## Problem description:
In the material below, which lines hold the word "color"? Pick each one out.

## Records for the task:
= Beginning of Section =
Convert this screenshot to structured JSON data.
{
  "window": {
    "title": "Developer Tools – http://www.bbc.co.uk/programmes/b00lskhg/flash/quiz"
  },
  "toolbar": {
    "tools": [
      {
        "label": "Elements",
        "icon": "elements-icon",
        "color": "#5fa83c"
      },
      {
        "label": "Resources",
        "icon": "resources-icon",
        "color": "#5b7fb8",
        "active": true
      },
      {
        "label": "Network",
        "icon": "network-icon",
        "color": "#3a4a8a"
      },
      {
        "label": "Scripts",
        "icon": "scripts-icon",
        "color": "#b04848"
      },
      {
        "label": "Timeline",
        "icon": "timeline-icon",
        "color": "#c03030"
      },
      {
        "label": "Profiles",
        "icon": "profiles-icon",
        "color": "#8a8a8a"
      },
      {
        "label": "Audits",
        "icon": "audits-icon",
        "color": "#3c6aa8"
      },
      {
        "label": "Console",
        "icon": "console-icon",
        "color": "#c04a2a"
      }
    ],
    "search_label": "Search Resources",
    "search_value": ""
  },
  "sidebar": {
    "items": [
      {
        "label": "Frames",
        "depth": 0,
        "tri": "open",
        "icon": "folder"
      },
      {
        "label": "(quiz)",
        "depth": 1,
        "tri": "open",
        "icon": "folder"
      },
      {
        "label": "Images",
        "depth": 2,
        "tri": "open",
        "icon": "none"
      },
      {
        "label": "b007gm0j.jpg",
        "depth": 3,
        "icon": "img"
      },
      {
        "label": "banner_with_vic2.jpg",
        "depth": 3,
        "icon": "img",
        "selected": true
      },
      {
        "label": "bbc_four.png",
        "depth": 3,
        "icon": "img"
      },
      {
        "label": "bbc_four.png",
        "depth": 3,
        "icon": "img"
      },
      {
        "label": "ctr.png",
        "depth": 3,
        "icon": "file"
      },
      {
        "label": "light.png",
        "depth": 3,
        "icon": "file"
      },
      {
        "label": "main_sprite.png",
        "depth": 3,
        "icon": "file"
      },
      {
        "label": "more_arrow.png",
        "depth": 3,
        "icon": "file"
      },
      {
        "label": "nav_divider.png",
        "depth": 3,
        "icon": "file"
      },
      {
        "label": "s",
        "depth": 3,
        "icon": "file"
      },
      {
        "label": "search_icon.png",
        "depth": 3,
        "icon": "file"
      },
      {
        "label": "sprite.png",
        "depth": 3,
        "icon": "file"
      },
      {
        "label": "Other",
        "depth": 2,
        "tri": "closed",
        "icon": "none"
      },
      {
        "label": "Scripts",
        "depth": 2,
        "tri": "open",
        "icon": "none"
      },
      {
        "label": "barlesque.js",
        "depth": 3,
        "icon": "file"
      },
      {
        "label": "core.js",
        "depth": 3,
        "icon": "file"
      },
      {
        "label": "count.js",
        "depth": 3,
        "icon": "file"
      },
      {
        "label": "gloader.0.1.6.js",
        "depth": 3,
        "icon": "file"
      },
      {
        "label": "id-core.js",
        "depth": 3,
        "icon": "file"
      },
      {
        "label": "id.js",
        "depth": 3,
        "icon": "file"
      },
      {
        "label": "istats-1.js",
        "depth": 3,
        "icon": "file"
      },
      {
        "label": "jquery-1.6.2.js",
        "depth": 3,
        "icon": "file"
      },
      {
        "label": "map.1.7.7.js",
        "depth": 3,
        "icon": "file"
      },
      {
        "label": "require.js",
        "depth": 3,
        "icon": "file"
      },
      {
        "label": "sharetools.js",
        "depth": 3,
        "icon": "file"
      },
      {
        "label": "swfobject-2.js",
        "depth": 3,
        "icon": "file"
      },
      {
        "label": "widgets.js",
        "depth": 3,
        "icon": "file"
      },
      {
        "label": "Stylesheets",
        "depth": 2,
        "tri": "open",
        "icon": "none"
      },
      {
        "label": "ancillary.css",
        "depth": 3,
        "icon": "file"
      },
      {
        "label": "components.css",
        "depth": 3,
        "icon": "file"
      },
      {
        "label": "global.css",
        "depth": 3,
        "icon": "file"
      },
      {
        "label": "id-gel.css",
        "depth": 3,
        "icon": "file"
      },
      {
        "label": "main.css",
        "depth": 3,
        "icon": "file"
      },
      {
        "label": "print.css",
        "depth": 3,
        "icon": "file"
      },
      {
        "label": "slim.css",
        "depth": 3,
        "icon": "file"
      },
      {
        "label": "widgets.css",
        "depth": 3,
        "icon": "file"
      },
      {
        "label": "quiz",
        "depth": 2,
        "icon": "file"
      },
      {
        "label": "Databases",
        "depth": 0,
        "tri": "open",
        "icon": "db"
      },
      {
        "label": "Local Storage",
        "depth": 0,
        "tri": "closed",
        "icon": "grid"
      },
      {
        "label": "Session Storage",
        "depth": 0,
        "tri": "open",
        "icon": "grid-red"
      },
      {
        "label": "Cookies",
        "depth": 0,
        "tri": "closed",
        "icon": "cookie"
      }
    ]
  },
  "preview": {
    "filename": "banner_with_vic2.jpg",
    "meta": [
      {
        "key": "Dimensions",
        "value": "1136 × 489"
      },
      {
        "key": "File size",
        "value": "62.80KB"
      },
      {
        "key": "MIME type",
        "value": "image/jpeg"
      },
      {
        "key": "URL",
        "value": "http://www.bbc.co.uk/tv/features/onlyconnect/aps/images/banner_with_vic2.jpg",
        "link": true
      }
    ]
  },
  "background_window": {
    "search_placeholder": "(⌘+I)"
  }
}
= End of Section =
## Solved exercise:
        "color": "#5fa83c"
        "color": "#5b7fb8",
        "color": "#3a4a8a"
        "color": "#b04848"
        "color": "#c03030"
        "color": "#8a8a8a"
        "color": "#3c6aa8"
        "color": "#c04a2a"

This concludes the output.